The numerical value of spite in Chaldean Numerology is: 3
The numerical value of spite in Pythagorean Numerology is: 6
I think a hero is an ordinary individual who finds strength to persevere and endure in spite of overwhelming obstacles.
Why would you cut off your nose to spite your face by defunding the very operations that are involved in making sure we have strong border security?
Thirteen million children continue to live in poverty in spite of the economic growth that we have seen recently, and low unemployment, in those border states, its as many as one in five.
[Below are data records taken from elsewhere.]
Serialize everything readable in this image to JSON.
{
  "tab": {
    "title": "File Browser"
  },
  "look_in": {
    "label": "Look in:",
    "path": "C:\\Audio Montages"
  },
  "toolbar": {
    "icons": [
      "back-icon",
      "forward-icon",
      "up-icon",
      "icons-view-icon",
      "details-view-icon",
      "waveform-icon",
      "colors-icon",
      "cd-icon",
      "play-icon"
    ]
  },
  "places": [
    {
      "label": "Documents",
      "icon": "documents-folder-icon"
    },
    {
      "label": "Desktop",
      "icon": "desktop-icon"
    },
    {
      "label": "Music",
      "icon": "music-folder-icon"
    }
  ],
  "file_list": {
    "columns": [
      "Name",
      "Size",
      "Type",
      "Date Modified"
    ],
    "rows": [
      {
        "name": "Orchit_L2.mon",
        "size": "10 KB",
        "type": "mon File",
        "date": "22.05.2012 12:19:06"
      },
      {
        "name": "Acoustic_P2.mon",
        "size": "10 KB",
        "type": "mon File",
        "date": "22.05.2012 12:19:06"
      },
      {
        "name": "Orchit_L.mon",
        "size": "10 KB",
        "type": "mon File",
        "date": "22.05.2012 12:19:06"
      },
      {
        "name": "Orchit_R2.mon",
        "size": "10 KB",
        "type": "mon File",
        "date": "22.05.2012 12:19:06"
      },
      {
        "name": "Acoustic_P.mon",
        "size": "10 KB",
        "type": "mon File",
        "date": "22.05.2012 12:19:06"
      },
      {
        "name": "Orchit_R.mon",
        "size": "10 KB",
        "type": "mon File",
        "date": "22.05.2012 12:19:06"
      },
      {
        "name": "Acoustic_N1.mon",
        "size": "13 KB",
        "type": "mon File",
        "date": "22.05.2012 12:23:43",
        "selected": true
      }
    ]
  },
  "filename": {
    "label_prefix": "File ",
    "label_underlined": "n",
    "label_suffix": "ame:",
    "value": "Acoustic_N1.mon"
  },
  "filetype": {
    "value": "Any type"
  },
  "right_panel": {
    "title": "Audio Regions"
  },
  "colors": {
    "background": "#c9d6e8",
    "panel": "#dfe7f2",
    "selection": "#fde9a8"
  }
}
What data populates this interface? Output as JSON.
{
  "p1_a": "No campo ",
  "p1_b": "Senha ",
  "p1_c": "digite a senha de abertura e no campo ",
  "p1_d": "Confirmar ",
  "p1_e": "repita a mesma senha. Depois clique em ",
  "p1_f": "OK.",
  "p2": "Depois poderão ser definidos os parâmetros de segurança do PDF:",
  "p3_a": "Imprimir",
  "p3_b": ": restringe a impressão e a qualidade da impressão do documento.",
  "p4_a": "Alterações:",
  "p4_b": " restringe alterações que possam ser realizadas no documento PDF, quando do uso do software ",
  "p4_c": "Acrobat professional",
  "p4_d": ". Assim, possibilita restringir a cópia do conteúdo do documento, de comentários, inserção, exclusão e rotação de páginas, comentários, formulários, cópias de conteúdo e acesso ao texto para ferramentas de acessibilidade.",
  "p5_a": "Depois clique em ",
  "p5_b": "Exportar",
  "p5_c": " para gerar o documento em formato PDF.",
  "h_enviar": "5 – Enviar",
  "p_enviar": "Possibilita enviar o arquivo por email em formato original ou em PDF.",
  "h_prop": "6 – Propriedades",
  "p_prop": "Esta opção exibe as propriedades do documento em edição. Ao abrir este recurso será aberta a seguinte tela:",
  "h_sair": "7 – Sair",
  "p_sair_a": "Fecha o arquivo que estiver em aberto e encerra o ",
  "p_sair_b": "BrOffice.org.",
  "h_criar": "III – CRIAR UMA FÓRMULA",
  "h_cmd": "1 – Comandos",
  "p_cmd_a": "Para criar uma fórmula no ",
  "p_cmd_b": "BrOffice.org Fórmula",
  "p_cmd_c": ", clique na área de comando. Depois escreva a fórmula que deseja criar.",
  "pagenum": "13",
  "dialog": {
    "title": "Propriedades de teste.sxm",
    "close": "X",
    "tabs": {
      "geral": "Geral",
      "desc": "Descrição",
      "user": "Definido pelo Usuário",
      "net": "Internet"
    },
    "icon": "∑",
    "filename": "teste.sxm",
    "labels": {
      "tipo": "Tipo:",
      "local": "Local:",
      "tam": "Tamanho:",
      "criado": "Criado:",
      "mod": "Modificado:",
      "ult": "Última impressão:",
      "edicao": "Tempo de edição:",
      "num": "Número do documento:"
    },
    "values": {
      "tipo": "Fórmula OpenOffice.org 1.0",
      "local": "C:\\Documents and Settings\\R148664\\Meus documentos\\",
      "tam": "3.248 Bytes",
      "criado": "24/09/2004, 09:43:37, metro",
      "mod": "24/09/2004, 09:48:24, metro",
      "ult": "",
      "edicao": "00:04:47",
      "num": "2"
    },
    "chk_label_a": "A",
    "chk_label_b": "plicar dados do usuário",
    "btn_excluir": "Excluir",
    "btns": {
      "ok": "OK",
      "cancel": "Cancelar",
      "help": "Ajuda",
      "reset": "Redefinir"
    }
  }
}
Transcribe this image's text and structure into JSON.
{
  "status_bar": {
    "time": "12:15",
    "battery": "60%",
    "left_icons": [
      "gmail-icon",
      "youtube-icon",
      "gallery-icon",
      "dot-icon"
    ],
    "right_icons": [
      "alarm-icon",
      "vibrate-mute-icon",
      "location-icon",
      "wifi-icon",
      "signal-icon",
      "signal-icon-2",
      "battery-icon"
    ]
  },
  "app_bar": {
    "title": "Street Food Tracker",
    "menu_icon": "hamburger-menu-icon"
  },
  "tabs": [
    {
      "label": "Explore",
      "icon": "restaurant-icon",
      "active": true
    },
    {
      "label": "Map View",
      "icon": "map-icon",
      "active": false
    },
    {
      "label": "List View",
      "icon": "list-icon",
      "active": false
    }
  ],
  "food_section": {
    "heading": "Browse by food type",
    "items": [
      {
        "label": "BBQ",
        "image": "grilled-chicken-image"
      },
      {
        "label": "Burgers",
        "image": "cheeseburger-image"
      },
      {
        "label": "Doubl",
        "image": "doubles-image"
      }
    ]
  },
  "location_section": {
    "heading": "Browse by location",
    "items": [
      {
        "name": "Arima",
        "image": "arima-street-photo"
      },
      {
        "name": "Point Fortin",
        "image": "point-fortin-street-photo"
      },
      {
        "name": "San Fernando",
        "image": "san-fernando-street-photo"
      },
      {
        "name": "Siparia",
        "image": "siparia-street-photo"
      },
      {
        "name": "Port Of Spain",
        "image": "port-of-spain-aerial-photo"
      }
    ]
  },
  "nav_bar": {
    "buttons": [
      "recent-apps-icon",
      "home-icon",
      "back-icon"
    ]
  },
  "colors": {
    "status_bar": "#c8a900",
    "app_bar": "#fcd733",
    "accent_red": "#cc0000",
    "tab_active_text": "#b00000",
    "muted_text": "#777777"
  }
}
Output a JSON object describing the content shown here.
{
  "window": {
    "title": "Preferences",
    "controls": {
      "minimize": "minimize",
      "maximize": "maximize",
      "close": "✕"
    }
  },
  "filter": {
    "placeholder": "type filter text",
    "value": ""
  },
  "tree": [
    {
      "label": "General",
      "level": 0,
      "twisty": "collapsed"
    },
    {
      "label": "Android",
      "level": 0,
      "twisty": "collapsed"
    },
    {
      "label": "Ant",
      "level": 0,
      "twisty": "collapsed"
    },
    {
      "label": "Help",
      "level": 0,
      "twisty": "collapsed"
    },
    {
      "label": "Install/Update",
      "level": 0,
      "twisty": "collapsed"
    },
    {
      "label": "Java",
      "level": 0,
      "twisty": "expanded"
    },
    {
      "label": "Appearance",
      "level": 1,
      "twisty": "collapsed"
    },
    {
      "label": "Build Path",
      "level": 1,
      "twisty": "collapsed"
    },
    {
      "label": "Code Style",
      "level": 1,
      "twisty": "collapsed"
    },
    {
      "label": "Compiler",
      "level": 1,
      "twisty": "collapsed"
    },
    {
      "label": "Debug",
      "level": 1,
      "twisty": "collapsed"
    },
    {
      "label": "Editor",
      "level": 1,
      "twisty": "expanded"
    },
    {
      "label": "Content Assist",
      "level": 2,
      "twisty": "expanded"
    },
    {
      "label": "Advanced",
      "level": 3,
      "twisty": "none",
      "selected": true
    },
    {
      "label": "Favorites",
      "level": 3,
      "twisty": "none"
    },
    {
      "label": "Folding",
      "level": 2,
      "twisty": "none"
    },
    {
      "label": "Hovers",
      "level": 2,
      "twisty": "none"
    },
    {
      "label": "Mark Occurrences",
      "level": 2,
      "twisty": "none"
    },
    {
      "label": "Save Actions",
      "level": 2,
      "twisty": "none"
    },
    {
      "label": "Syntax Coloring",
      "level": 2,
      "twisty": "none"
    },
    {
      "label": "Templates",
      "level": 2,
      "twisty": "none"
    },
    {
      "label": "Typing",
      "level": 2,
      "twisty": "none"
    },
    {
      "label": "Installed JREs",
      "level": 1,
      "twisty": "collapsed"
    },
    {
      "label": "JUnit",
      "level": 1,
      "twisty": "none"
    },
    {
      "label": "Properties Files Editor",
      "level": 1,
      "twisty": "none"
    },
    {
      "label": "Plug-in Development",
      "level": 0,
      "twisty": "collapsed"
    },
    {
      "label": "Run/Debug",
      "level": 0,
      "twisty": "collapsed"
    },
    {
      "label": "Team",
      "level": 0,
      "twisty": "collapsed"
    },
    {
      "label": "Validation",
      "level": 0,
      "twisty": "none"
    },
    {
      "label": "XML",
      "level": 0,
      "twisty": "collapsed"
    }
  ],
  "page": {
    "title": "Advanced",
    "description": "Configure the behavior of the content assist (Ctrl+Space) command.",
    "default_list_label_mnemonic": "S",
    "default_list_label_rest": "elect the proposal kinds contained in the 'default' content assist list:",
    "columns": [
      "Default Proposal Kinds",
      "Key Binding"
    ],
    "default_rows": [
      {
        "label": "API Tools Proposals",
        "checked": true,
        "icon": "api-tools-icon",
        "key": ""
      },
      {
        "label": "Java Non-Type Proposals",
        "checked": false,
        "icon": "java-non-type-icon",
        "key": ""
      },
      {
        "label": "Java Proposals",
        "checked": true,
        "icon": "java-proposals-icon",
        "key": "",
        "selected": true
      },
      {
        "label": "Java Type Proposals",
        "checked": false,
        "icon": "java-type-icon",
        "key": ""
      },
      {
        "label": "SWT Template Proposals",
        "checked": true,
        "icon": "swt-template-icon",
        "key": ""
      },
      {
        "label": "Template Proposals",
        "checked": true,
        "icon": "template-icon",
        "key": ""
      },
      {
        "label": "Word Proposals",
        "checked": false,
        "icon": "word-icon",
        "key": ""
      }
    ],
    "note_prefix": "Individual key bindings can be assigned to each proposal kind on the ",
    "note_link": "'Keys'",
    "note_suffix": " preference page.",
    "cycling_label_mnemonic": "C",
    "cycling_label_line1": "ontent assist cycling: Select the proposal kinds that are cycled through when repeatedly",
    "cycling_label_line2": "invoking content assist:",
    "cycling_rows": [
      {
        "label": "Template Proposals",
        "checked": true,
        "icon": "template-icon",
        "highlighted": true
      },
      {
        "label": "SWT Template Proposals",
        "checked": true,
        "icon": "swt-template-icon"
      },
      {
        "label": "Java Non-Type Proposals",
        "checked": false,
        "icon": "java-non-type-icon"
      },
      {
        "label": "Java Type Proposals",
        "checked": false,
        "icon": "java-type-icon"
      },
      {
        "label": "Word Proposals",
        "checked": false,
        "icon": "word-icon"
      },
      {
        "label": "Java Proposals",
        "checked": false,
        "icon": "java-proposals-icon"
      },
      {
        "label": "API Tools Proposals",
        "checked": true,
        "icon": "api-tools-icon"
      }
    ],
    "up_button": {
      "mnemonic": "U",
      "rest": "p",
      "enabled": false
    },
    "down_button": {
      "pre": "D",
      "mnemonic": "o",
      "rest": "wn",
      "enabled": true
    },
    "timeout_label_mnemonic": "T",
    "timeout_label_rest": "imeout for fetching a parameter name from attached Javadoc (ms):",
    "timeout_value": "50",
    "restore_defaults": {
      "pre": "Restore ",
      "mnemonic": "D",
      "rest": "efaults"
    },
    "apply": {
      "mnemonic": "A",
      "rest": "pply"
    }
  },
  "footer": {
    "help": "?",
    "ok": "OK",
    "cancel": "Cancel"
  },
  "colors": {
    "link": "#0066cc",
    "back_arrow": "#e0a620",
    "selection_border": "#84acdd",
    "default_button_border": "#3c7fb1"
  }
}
So youre seeing a higher rate of poverty among children in those states.
His legislative record was not that strong, his time as governor has not been smooth and is easy to criticize, in spite of a number of successes.
In spite of that, I'm sincerely happy that my work is now being seen worldwide and that I've been able to show Iran to others through my art.
Popularity rank by frequency of use
Translations for spite
From our Multilingual Translation Dictionary
- despitCatalan, Valencian
- Gehässigkeit, BoshaftigkeitGerman
- rencor, despecho, maliciaSpanish
- tusk, meelehärm, vahkvihaEstonian
- katkeruus, ilkeys, mielipaha, ärsyttää, loukata, pahansuopuus, kauna, kiusata, häijyysFinnish
- rancune, dépitFrench
- malevolenza, dispetto, rancore, vessareItalian
- mishandelen, irritatie, droefheid, ergernis, wrok, boosaardigheid, ascese, hatenDutch
- desprezo, rancor, provocar, desprezarPortuguese
- vexa, ciudă, ofensa, dispreț, vexațiune, supărare, răutate, urî, maltrataRomanian
- garez, kinTurkish
Get even more translations for spite »
Find a translation for the spite definition in other languages:
Select another language:
- - Select -
- 简体中文 (Chinese - Simplified)
- 繁體中文 (Chinese - Traditional)
- Español (Spanish)
- Esperanto (Esperanto)
- 日本語 (Japanese)
- Português (Portuguese)
- Deutsch (German)
- العربية (Arabic)
- Français (French)
- Русский (Russian)
- ಕನ್ನಡ (Kannada)
- 한국어 (Korean)
- עברית (Hebrew)
- Gaeilge (Irish)
- Українська (Ukrainian)
- اردو (Urdu)
- Magyar (Hungarian)
- मानक हिन्दी (Hindi)
- Indonesia (Indonesian)
- Italiano (Italian)
- தமிழ் (Tamil)
- Türkçe (Turkish)
- తెలుగు (Telugu)
- ภาษาไทย (Thai)
- Tiếng Việt (Vietnamese)
- Čeština (Czech)
- Polski (Polish)
- Bahasa Indonesia (Indonesian)
- Românește (Romanian)
- Nederlands (Dutch)
- Ελληνικά (Greek)
- Latinum (Latin)
- Svenska (Swedish)
- Dansk (Danish)
- Suomi (Finnish)
- فارسی (Persian)
- ייִדיש (Yiddish)
- հայերեն (Armenian)
- Norsk (Norwegian)
- English (English)
Word of the Day
Would you like us to send you a FREE new word definition delivered to your inbox daily?
Discuss these spite definitions with the community:
Use the citation below to add this definition to your bibliography:
"spite." Definitions.net. STANDS4 LLC, 2022. Web. 29 Nov. 2022. <https://www.definitions.net/definition/spite>.